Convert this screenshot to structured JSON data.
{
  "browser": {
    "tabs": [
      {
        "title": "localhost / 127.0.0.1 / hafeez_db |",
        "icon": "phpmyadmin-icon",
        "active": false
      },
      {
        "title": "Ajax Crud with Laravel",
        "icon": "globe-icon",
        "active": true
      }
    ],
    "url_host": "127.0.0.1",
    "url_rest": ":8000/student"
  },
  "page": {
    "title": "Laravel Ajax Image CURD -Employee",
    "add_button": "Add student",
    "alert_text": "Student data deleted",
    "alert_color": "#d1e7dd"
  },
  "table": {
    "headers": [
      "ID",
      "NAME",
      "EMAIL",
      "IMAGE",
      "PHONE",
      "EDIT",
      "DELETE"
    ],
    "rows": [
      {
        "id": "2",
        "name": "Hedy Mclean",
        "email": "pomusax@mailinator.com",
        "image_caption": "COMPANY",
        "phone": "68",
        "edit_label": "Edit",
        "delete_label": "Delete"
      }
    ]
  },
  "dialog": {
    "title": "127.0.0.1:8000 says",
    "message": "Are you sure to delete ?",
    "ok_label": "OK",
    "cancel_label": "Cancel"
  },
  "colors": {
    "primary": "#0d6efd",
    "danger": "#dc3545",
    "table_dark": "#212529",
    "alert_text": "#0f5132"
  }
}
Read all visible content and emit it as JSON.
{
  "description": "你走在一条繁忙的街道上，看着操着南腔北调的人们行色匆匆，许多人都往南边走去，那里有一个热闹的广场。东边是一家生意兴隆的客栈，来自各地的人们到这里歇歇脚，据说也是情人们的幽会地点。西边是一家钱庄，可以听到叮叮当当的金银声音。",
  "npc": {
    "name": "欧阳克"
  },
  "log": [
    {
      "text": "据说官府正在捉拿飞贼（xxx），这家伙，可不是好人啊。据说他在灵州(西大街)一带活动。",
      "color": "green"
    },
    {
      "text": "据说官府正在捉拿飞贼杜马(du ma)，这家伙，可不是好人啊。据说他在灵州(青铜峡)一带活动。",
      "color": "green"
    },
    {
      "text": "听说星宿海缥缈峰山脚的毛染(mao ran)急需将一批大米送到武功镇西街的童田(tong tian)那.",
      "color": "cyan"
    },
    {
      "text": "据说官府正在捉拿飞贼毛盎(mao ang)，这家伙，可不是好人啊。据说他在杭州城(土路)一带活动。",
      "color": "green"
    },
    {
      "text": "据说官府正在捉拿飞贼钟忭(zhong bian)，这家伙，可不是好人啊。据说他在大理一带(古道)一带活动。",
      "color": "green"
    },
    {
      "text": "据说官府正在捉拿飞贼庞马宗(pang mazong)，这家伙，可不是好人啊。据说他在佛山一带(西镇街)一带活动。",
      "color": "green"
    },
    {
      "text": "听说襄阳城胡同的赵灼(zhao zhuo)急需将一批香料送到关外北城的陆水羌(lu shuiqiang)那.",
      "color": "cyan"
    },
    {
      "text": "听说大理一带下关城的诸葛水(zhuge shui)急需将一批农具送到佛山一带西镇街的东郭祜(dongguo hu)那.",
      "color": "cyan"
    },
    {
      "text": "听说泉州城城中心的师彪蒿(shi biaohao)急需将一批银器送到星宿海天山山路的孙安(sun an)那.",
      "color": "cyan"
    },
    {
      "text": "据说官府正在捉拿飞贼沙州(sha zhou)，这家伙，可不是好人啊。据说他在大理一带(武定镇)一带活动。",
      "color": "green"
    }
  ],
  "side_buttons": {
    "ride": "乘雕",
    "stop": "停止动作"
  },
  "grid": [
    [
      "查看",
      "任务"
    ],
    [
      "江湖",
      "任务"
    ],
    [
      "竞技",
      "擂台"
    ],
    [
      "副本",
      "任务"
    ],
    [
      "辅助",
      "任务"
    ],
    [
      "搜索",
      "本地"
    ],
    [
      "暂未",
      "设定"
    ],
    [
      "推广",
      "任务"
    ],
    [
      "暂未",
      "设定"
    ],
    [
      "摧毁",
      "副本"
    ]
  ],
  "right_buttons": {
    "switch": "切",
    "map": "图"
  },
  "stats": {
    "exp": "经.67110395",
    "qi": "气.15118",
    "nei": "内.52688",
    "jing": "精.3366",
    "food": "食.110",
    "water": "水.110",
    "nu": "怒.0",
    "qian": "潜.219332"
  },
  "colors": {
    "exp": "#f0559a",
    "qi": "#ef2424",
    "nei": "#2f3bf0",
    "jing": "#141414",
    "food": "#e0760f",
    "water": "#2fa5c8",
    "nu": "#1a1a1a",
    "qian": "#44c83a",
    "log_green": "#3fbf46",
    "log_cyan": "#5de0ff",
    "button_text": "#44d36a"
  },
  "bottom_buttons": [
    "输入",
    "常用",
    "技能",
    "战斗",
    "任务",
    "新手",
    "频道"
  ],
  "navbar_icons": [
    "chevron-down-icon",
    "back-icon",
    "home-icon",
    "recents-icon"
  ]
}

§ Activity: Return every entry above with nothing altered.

§ Solution below:
Convert this screenshot to structured JSON data.
{
  "browser": {
    "tabs": [
      {
        "title": "localhost / 127.0.0.1 / hafeez_db |",
        "icon": "phpmyadmin-icon",
        "active": false
      },
      {
        "title": "Ajax Crud with Laravel",
        "icon": "globe-icon",
        "active": true
      }
    ],
    "url_host": "127.0.0.1",
    "url_rest": ":8000/student"
  },
  "page": {
    "title": "Laravel Ajax Image CURD -Employee",
    "add_button": "Add student",
    "alert_text": "Student data deleted",
    "alert_color": "#d1e7dd"
  },
  "table": {
    "headers": [
      "ID",
      "NAME",
      "EMAIL",
      "IMAGE",
      "PHONE",
      "EDIT",
      "DELETE"
    ],
    "rows": [
      {
        "id": "2",
        "name": "Hedy Mclean",
        "email": "pomusax@mailinator.com",
        "image_caption": "COMPANY",
        "phone": "68",
        "edit_label": "Edit",
        "delete_label": "Delete"
      }
    ]
  },
  "dialog": {
    "title": "127.0.0.1:8000 says",
    "message": "Are you sure to delete ?",
    "ok_label": "OK",
    "cancel_label": "Cancel"
  },
  "colors": {
    "primary": "#0d6efd",
    "danger": "#dc3545",
    "table_dark": "#212529",
    "alert_text": "#0f5132"
  }
}
Read all visible content and emit it as JSON.
{
  "description": "你走在一条繁忙的街道上，看着操着南腔北调的人们行色匆匆，许多人都往南边走去，那里有一个热闹的广场。东边是一家生意兴隆的客栈，来自各地的人们到这里歇歇脚，据说也是情人们的幽会地点。西边是一家钱庄，可以听到叮叮当当的金银声音。",
  "npc": {
    "name": "欧阳克"
  },
  "log": [
    {
      "text": "据说官府正在捉拿飞贼（xxx），这家伙，可不是好人啊。据说他在灵州(西大街)一带活动。",
      "color": "green"
    },
    {
      "text": "据说官府正在捉拿飞贼杜马(du ma)，这家伙，可不是好人啊。据说他在灵州(青铜峡)一带活动。",
      "color": "green"
    },
    {
      "text": "听说星宿海缥缈峰山脚的毛染(mao ran)急需将一批大米送到武功镇西街的童田(tong tian)那.",
      "color": "cyan"
    },
    {
      "text": "据说官府正在捉拿飞贼毛盎(mao ang)，这家伙，可不是好人啊。据说他在杭州城(土路)一带活动。",
      "color": "green"
    },
    {
      "text": "据说官府正在捉拿飞贼钟忭(zhong bian)，这家伙，可不是好人啊。据说他在大理一带(古道)一带活动。",
      "color": "green"
    },
    {
      "text": "据说官府正在捉拿飞贼庞马宗(pang mazong)，这家伙，可不是好人啊。据说他在佛山一带(西镇街)一带活动。",
      "color": "green"
    },
    {
      "text": "听说襄阳城胡同的赵灼(zhao zhuo)急需将一批香料送到关外北城的陆水羌(lu shuiqiang)那.",
      "color": "cyan"
    },
    {
      "text": "听说大理一带下关城的诸葛水(zhuge shui)急需将一批农具送到佛山一带西镇街的东郭祜(dongguo hu)那.",
      "color": "cyan"
    },
    {
      "text": "听说泉州城城中心的师彪蒿(shi biaohao)急需将一批银器送到星宿海天山山路的孙安(sun an)那.",
      "color": "cyan"
    },
    {
      "text": "据说官府正在捉拿飞贼沙州(sha zhou)，这家伙，可不是好人啊。据说他在大理一带(武定镇)一带活动。",
      "color": "green"
    }
  ],
  "side_buttons": {
    "ride": "乘雕",
    "stop": "停止动作"
  },
  "grid": [
    [
      "查看",
      "任务"
    ],
    [
      "江湖",
      "任务"
    ],
    [
      "竞技",
      "擂台"
    ],
    [
      "副本",
      "任务"
    ],
    [
      "辅助",
      "任务"
    ],
    [
      "搜索",
      "本地"
    ],
    [
      "暂未",
      "设定"
    ],
    [
      "推广",
      "任务"
    ],
    [
      "暂未",
      "设定"
    ],
    [
      "摧毁",
      "副本"
    ]
  ],
  "right_buttons": {
    "switch": "切",
    "map": "图"
  },
  "stats": {
    "exp": "经.67110395",
    "qi": "气.15118",
    "nei": "内.52688",
    "jing": "精.3366",
    "food": "食.110",
    "water": "水.110",
    "nu": "怒.0",
    "qian": "潜.219332"
  },
  "colors": {
    "exp": "#f0559a",
    "qi": "#ef2424",
    "nei": "#2f3bf0",
    "jing": "#141414",
    "food": "#e0760f",
    "water": "#2fa5c8",
    "nu": "#1a1a1a",
    "qian": "#44c83a",
    "log_green": "#3fbf46",
    "log_cyan": "#5de0ff",
    "button_text": "#44d36a"
  },
  "bottom_buttons": [
    "输入",
    "常用",
    "技能",
    "战斗",
    "任务",
    "新手",
    "频道"
  ],
  "navbar_icons": [
    "chevron-down-icon",
    "back-icon",
    "home-icon",
    "recents-icon"
  ]
}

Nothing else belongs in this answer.